ACTION ITEM: All lines from the one containing "Decode this image" through the final line of the listing below are to be retyped exactly; nothing else goes in the result.

GIVEN INFORMATION:

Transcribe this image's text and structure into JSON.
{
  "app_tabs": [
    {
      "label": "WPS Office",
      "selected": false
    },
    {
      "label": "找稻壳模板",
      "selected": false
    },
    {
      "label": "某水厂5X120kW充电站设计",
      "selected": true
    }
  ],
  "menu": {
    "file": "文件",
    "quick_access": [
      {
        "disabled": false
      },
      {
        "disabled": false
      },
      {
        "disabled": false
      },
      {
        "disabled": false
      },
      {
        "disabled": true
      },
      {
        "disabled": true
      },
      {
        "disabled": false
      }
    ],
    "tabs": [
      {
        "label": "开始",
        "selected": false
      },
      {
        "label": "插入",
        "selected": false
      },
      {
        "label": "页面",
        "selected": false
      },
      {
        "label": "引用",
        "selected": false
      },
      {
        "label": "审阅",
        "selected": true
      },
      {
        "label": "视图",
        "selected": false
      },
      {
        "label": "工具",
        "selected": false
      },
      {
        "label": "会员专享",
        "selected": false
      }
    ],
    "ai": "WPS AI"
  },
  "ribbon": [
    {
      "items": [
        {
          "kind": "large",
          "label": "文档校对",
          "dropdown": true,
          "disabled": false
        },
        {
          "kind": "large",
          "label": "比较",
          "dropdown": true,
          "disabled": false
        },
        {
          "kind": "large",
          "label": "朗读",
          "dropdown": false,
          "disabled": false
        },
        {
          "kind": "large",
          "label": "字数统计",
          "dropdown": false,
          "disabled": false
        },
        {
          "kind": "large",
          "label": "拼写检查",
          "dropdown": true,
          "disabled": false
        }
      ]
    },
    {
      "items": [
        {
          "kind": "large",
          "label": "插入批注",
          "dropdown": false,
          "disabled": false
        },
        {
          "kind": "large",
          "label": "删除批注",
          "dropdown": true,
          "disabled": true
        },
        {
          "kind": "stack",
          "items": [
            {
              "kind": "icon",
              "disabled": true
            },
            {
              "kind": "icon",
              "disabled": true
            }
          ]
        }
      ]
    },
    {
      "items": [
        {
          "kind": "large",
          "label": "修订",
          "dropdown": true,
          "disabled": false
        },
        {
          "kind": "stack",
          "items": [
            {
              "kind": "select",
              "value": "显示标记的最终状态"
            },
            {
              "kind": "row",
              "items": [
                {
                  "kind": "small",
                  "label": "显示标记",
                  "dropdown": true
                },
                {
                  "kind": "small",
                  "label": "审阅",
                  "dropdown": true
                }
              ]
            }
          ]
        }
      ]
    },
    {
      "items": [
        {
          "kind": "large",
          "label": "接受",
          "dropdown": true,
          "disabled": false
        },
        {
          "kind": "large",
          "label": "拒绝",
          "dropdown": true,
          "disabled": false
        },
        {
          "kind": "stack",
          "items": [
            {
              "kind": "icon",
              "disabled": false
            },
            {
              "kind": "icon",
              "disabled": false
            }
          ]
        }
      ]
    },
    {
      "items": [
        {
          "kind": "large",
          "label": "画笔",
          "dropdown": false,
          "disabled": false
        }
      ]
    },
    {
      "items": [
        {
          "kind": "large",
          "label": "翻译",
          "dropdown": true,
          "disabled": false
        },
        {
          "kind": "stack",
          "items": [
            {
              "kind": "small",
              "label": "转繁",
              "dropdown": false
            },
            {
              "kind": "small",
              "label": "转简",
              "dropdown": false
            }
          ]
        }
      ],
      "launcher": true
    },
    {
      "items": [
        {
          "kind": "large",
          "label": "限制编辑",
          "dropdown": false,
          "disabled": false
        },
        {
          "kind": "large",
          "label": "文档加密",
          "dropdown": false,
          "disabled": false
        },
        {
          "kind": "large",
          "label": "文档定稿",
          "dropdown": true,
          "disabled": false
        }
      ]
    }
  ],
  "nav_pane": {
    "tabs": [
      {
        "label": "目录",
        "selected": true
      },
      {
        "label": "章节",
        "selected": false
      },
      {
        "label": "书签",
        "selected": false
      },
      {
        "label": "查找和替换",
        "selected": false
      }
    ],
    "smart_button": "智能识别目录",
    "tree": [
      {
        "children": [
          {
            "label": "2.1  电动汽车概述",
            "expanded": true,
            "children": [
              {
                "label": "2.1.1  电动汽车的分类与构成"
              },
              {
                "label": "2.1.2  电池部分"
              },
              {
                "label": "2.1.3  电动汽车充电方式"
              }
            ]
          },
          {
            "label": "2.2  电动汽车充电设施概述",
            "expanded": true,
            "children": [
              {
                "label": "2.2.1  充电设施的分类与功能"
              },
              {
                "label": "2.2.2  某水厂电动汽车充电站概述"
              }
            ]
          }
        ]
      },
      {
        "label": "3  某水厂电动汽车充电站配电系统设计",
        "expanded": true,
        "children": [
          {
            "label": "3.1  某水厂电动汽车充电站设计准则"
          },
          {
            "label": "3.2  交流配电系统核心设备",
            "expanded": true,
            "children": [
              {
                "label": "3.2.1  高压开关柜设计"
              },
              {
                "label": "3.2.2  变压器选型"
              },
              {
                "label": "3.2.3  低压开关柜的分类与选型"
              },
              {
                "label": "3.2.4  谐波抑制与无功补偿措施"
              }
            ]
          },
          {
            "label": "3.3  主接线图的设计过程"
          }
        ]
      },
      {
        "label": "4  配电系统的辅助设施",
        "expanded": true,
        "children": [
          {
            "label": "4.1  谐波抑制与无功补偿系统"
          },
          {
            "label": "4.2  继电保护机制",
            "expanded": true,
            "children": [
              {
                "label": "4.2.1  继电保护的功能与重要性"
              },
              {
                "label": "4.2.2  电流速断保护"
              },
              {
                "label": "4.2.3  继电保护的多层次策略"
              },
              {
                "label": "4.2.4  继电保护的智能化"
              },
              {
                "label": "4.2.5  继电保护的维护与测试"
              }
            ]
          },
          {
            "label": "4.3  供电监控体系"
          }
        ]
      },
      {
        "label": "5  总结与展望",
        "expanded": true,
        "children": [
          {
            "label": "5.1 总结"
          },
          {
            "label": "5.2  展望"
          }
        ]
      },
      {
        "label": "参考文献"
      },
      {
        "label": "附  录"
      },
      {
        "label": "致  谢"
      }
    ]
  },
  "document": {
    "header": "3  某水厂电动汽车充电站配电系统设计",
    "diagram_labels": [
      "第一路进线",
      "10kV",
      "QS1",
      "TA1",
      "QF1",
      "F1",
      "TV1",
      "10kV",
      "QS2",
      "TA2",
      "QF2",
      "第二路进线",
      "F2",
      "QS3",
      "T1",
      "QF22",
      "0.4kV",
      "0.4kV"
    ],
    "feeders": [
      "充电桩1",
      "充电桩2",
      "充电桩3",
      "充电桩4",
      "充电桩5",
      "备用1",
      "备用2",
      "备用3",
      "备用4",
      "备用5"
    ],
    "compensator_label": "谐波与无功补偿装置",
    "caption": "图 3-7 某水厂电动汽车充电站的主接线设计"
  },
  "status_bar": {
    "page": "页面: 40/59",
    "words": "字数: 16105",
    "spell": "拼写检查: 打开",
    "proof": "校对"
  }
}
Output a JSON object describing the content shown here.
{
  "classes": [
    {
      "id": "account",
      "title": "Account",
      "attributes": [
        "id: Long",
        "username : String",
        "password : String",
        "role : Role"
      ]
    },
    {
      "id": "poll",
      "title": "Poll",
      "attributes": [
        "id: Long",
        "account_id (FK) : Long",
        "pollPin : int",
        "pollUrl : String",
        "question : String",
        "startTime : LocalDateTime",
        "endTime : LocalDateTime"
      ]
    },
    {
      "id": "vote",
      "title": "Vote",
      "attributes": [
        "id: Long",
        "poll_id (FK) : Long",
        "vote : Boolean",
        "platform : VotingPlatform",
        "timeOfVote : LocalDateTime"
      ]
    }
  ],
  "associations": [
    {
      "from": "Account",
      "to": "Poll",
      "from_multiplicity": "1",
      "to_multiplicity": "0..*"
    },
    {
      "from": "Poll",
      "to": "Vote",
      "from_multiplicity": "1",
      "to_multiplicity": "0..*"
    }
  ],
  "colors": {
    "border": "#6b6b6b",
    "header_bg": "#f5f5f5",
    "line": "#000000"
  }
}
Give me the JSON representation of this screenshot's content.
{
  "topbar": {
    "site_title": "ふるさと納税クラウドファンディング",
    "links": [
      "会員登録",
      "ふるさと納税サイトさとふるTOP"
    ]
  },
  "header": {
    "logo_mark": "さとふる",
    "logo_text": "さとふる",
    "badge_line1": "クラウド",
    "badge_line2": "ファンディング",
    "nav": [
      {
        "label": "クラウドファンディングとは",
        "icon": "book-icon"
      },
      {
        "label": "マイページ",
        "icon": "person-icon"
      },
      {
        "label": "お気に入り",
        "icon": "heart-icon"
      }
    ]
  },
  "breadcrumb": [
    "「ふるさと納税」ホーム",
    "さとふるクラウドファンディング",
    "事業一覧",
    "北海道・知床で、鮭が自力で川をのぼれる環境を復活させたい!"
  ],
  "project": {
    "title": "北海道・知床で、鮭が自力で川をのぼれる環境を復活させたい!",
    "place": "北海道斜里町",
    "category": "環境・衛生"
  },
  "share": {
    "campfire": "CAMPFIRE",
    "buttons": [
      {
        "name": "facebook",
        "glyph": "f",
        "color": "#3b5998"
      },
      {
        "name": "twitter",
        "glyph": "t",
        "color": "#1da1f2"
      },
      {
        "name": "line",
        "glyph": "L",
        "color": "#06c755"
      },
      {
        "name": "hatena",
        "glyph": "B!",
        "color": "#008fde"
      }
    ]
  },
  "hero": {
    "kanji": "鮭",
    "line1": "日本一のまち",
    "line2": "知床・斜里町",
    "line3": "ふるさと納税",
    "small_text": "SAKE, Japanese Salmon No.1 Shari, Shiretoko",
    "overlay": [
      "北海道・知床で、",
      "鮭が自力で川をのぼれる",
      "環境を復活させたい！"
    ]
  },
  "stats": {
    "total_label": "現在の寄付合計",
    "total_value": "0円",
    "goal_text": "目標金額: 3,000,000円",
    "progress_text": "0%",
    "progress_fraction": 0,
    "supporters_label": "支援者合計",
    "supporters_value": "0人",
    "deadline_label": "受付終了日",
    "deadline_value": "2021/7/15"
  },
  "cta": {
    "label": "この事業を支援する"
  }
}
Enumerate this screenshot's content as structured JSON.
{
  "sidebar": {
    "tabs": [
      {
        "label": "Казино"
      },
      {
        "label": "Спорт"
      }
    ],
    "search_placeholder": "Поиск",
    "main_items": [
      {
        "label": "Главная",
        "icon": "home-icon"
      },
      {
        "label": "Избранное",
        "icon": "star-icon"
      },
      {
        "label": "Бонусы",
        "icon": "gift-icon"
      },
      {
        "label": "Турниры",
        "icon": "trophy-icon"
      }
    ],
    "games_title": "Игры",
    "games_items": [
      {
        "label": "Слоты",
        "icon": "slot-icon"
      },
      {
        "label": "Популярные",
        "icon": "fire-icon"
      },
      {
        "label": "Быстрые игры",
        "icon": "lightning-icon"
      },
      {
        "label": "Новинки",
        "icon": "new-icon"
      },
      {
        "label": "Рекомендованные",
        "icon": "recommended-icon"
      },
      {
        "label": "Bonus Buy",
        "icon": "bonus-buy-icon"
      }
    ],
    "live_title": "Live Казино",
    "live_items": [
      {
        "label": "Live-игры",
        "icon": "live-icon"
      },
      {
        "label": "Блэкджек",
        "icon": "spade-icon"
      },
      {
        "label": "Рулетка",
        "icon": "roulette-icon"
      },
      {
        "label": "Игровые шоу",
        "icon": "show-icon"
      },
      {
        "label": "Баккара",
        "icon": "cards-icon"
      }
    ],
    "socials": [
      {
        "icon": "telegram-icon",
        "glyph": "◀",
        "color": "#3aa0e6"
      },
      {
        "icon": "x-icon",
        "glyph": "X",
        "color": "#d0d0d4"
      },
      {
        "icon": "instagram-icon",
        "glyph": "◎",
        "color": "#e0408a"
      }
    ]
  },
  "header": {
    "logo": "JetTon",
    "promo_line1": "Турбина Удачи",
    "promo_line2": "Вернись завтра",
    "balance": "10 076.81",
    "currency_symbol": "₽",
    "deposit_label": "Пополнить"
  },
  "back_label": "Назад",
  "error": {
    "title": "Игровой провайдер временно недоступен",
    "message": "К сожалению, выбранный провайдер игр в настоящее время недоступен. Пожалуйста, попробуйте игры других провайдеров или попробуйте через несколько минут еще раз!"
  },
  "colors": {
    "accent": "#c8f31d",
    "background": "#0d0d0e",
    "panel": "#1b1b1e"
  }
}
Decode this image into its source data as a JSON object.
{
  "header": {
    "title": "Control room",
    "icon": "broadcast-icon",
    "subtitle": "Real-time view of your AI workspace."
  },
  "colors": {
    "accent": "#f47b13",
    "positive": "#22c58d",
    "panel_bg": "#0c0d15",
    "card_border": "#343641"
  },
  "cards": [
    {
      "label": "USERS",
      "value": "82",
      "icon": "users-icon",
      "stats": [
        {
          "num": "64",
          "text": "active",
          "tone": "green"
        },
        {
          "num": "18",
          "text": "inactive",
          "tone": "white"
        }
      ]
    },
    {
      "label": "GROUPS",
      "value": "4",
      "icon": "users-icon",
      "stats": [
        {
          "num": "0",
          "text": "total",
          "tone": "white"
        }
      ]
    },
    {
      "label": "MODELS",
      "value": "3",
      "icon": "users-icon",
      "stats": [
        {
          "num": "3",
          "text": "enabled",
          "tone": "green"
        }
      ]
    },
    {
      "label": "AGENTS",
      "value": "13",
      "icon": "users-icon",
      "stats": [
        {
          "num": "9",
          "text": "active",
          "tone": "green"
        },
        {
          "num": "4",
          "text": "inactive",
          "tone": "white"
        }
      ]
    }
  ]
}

SOLUTION:
Decode this image into its source data as a JSON object.
{
  "header": {
    "title": "Control room",
    "icon": "broadcast-icon",
    "subtitle": "Real-time view of your AI workspace."
  },
  "colors": {
    "accent": "#f47b13",
    "positive": "#22c58d",
    "panel_bg": "#0c0d15",
    "card_border": "#343641"
  },
  "cards": [
    {
      "label": "USERS",
      "value": "82",
      "icon": "users-icon",
      "stats": [
        {
          "num": "64",
          "text": "active",
          "tone": "green"
        },
        {
          "num": "18",
          "text": "inactive",
          "tone": "white"
        }
      ]
    },
    {
      "label": "GROUPS",
      "value": "4",
      "icon": "users-icon",
      "stats": [
        {
          "num": "0",
          "text": "total",
          "tone": "white"
        }
      ]
    },
    {
      "label": "MODELS",
      "value": "3",
      "icon": "users-icon",
      "stats": [
        {
          "num": "3",
          "text": "enabled",
          "tone": "green"
        }
      ]
    },
    {
      "label": "AGENTS",
      "value": "13",
      "icon": "users-icon",
      "stats": [
        {
          "num": "9",
          "text": "active",
          "tone": "green"
        },
        {
          "num": "4",
          "text": "inactive",
          "tone": "white"
        }
      ]
    }
  ]
}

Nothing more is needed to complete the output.